Defensive tactics such as this often injure shareholders, depriving them of the premium the bidder offers for their stock. See Amanda Acquisition Corp. v. Universal Foods Corp., 877 F.2d 496, 500-02 (7th Cir. 1989) (collecting data). As things turned out, Georgia-Pacific obtained control in March 1990. Current [**4]  workers' benefits were increased by a factor of 1.789766 and immediately vested in full; the plan is no longer overfunded. Although the alteration of the pension plan may have reduced the price Georgia-Pacific paid for GNN's stock, GNN's former shareholders were sufficiently satisfied that they did not file suit against its managers. This suit was commenced by GNN's pensioners. The retirees contend that they are entitled to the same benefits increase as the current workers; after all, they submit, it was their contributions that produced the surplus. By increasing current employees' promised pension benefits without increasing the retirees' pensions, plaintiffs say, GNN and its successor Georgia-Pacific violated not only the terms of the pension trust but also the fiduciary standards established by ERISA. The district court dismissed the case on the pleadings, see Fed. R. Civ. P. 12(b)(6), ruling that both ERISA and the plan's governing documents permit an employer to increase the pension benefits promised to current workers without increasing payments to retirees. Because retirees receive no more than their contract promises, see Bidlack v. Wheelabrator Corp., 993 F.2d 603 (7th Cir. 1993) [**5]  (en banc), and the promised pensions have not been reduced, see 29 U.S.C. § 1054(g), the district court concluded that there was no point in developing the facts in detail.

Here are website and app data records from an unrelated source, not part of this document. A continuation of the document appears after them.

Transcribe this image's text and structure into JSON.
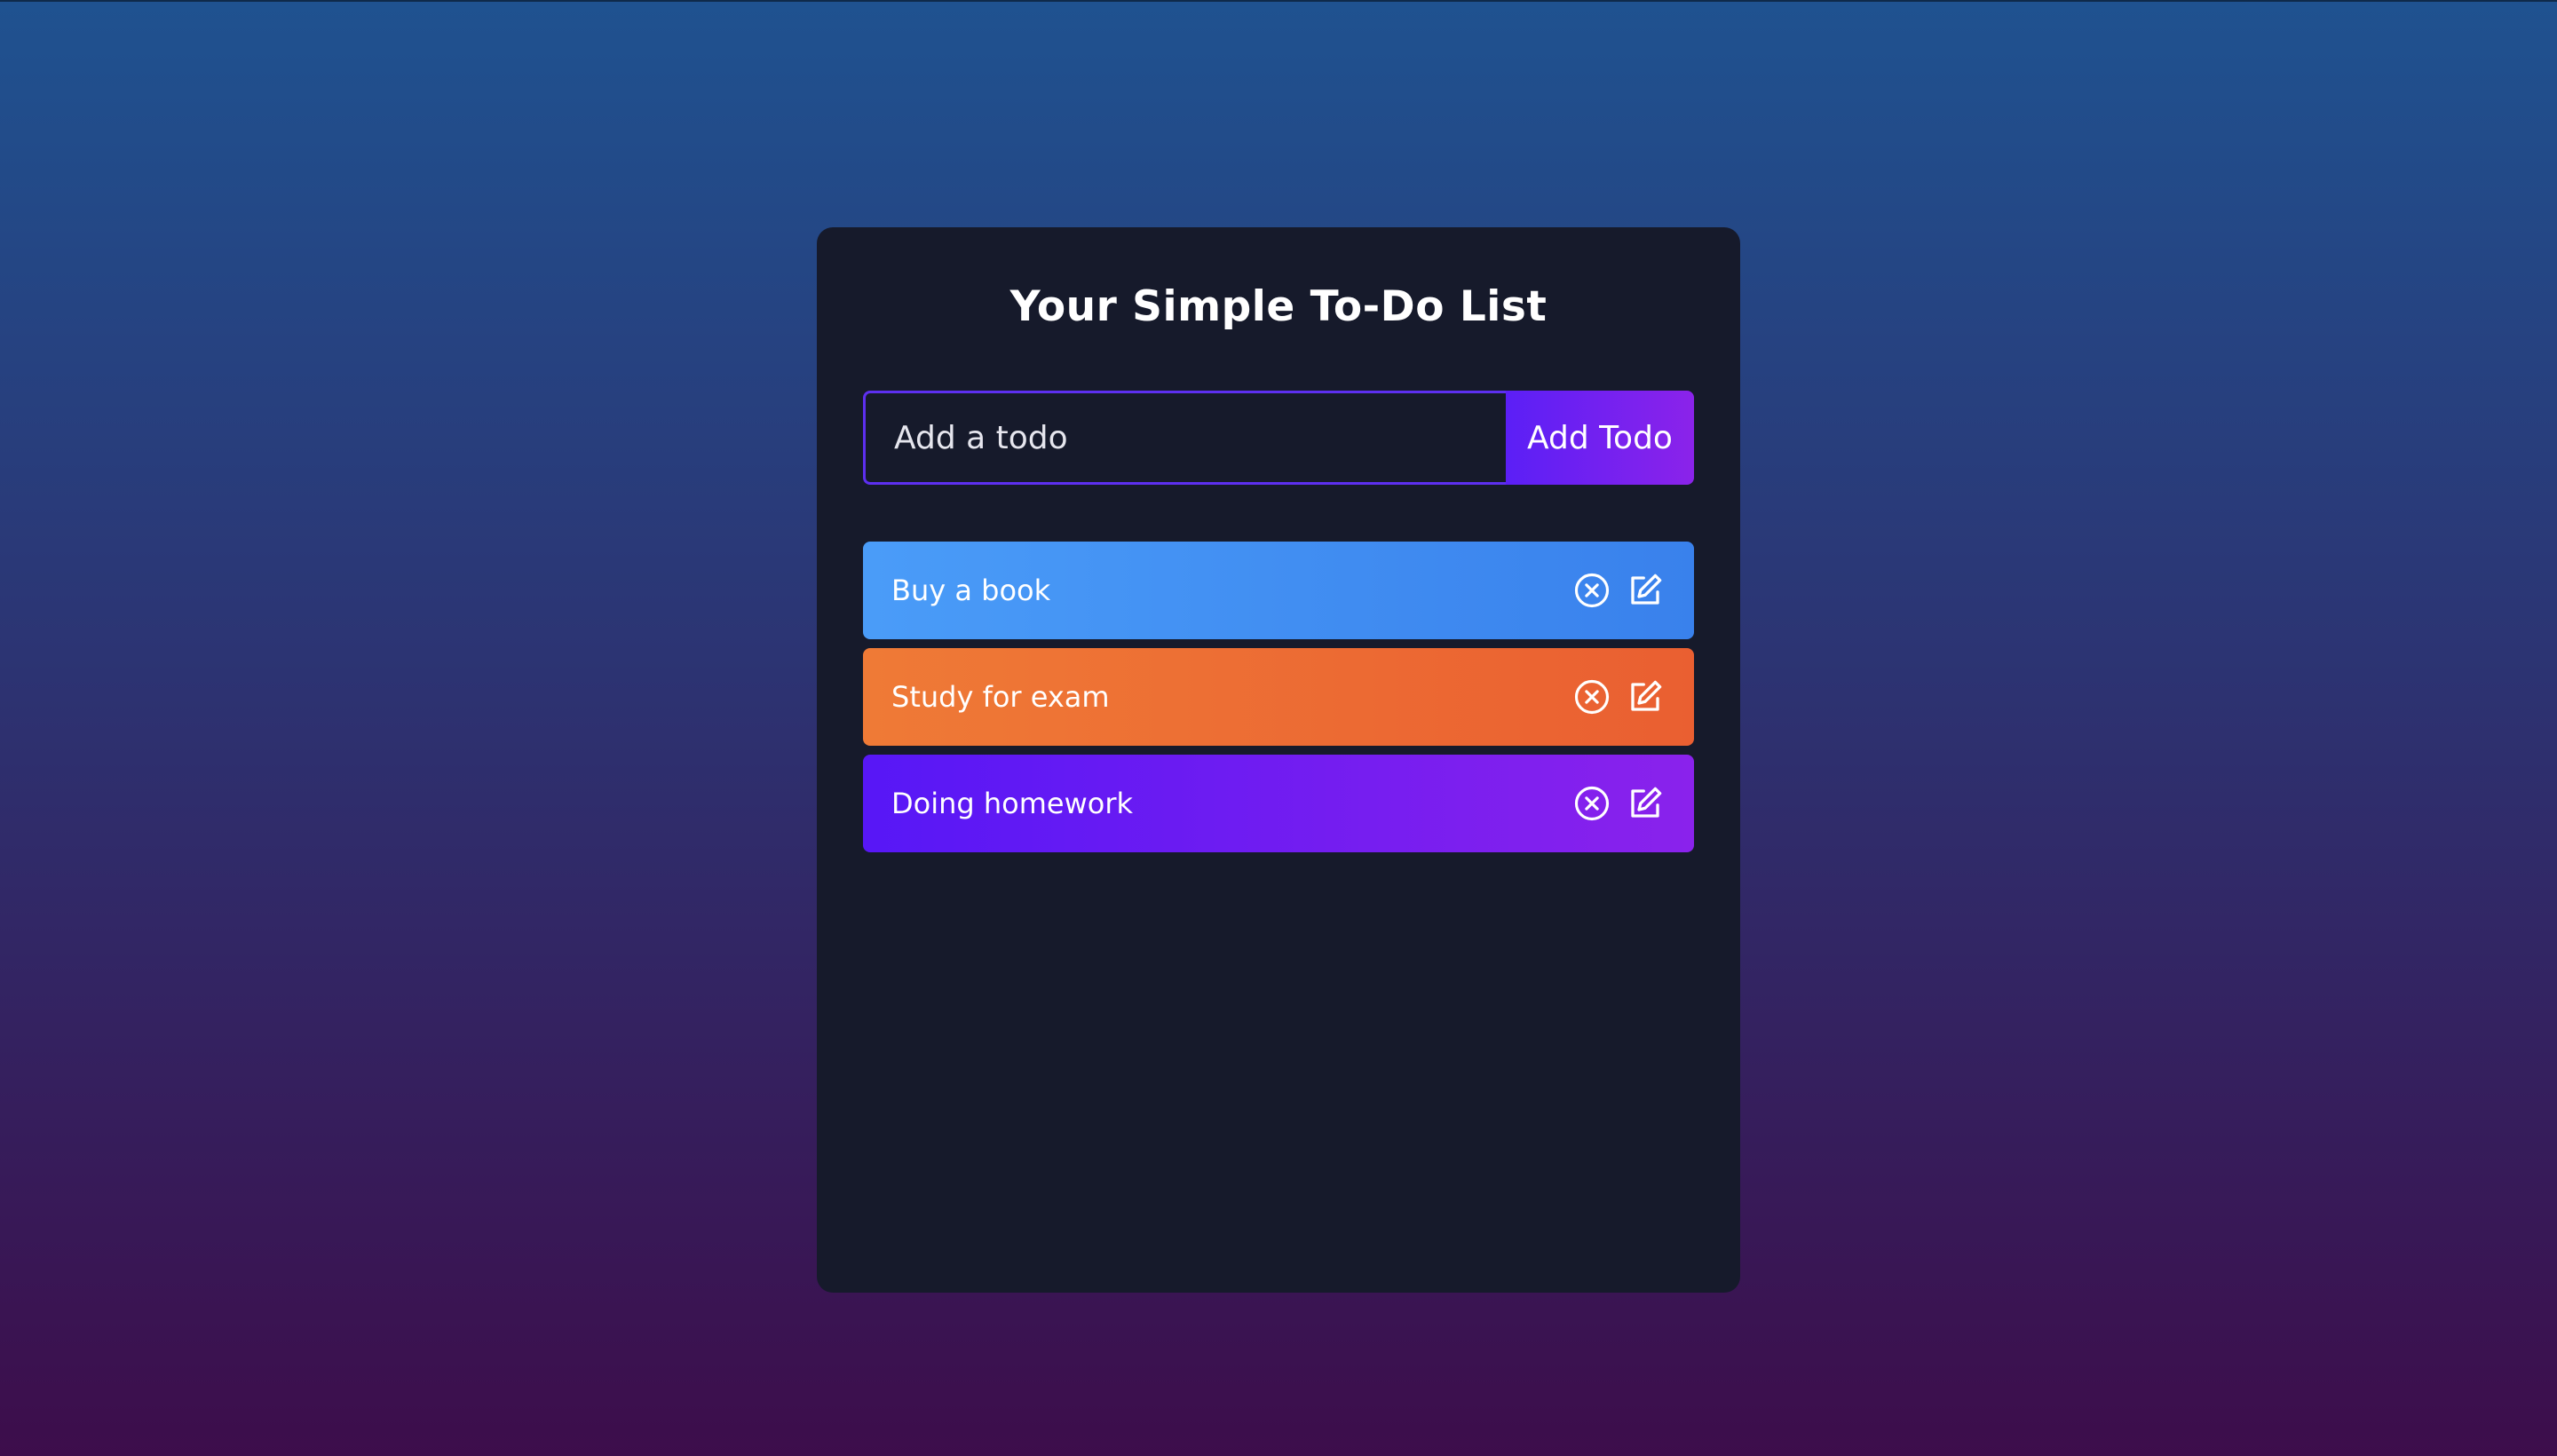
{
  "app": {
    "title": "Your Simple To-Do List"
  },
  "form": {
    "input_value": "",
    "input_placeholder": "Add a todo",
    "add_button_label": "Add Todo"
  },
  "todos": [
    {
      "text": "Buy a book",
      "color": "#4a9cf8",
      "icons": [
        "close-circle-icon",
        "edit-icon"
      ]
    },
    {
      "text": "Study for exam",
      "color": "#ef7a36",
      "icons": [
        "close-circle-icon",
        "edit-icon"
      ]
    },
    {
      "text": "Doing homework",
      "color": "#5717f6",
      "icons": [
        "close-circle-icon",
        "edit-icon"
      ]
    }
  ],
  "colors": {
    "card_background": "#161a2b",
    "accent": "#5b1ff6",
    "accent_end": "#8b23ea",
    "page_gradient_top": "#1f5290",
    "page_gradient_bottom": "#3d0d4b"
  }
}
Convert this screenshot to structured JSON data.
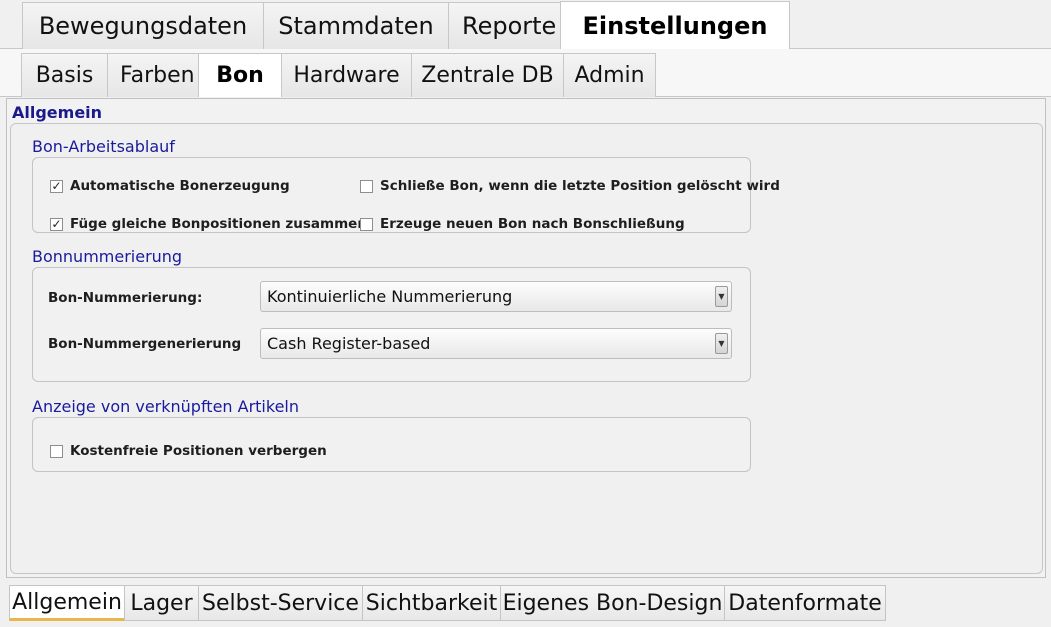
{
  "top_tabs": [
    {
      "label": "Bewegungsdaten",
      "active": false
    },
    {
      "label": "Stammdaten",
      "active": false
    },
    {
      "label": "Reporte",
      "active": false
    },
    {
      "label": "Einstellungen",
      "active": true
    }
  ],
  "sub_tabs": [
    {
      "label": "Basis",
      "active": false
    },
    {
      "label": "Farben",
      "active": false
    },
    {
      "label": "Bon",
      "active": true
    },
    {
      "label": "Hardware",
      "active": false
    },
    {
      "label": "Zentrale DB",
      "active": false
    },
    {
      "label": "Admin",
      "active": false
    }
  ],
  "panel": {
    "title": "Allgemein",
    "workflow": {
      "title": "Bon-Arbeitsablauf",
      "options": [
        {
          "label": "Automatische Bonerzeugung",
          "checked": true
        },
        {
          "label": "Schließe Bon, wenn die letzte Position gelöscht wird",
          "checked": false
        },
        {
          "label": "Füge gleiche Bonpositionen zusammen",
          "checked": true
        },
        {
          "label": "Erzeuge neuen Bon nach Bonschließung",
          "checked": false
        }
      ]
    },
    "numbering": {
      "title": "Bonnummerierung",
      "fields": [
        {
          "label": "Bon-Nummerierung:",
          "value": "Kontinuierliche Nummerierung"
        },
        {
          "label": "Bon-Nummergenerierung",
          "value": "Cash Register-based"
        }
      ]
    },
    "linked": {
      "title": "Anzeige von verknüpften Artikeln",
      "options": [
        {
          "label": "Kostenfreie Positionen verbergen",
          "checked": false
        }
      ]
    }
  },
  "bottom_tabs": [
    {
      "label": "Allgemein",
      "active": true
    },
    {
      "label": "Lager",
      "active": false
    },
    {
      "label": "Selbst-Service",
      "active": false
    },
    {
      "label": "Sichtbarkeit",
      "active": false
    },
    {
      "label": "Eigenes Bon-Design",
      "active": false
    },
    {
      "label": "Datenformate",
      "active": false
    }
  ],
  "icons": {
    "checked": "check-mark-icon",
    "dropdown": "chevron-down-icon"
  },
  "colors": {
    "group_title": "#1a1a9e",
    "active_tab_underline": "#e8b64a"
  }
}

Read The Full CaseNot a Lexis Advance subscriber? Try it out for free.

Full case includes Shepard's, Headnotes, Legal Analytics from Lex Machina, and more.

19 F.3d 1184 *; 1994 U.S. App. LEXIS 5416 **; 18 Employee Benefits Cas. (BNA) 1218

JOHN H. JOHNSON, et al., Plaintiffs-Appellants, v. GEORGIA-PACIFIC CORPORATION, et al., Defendants-Appellees.

Prior History:  [**1]  Appeal from the United States District Court for the Western District of Wisconsin. No. 92-C-840-S. John C. Shabaz, Judge.

Disposition: AFFIRMED

CORE TERMS

benefits, pension, employees, fiduciary, surplus, retirees, promised, pension plan, pension benefits, contributions, vested, current employee, defined-benefit, discretionary, make a contribution, deferred, retired

Pensions & Benefits Law, ERISA, Fiduciaries, General Overview, Governments, Fiduciaries, Estate, Gift & Trust Law, Trusts, Plan Amendments, Employee Benefit Plans, Welfare Benefit Plans, Fiduciary Responsibilities, Tax Law, Tax Accounting, Retirement Plans, Defined Benefit & Hybrid Plans, State & Local Taxes, Estate & Gift Taxes, Estate & Inheritance Tax, Civil Procedure, Pleadings, Amendment of Pleadings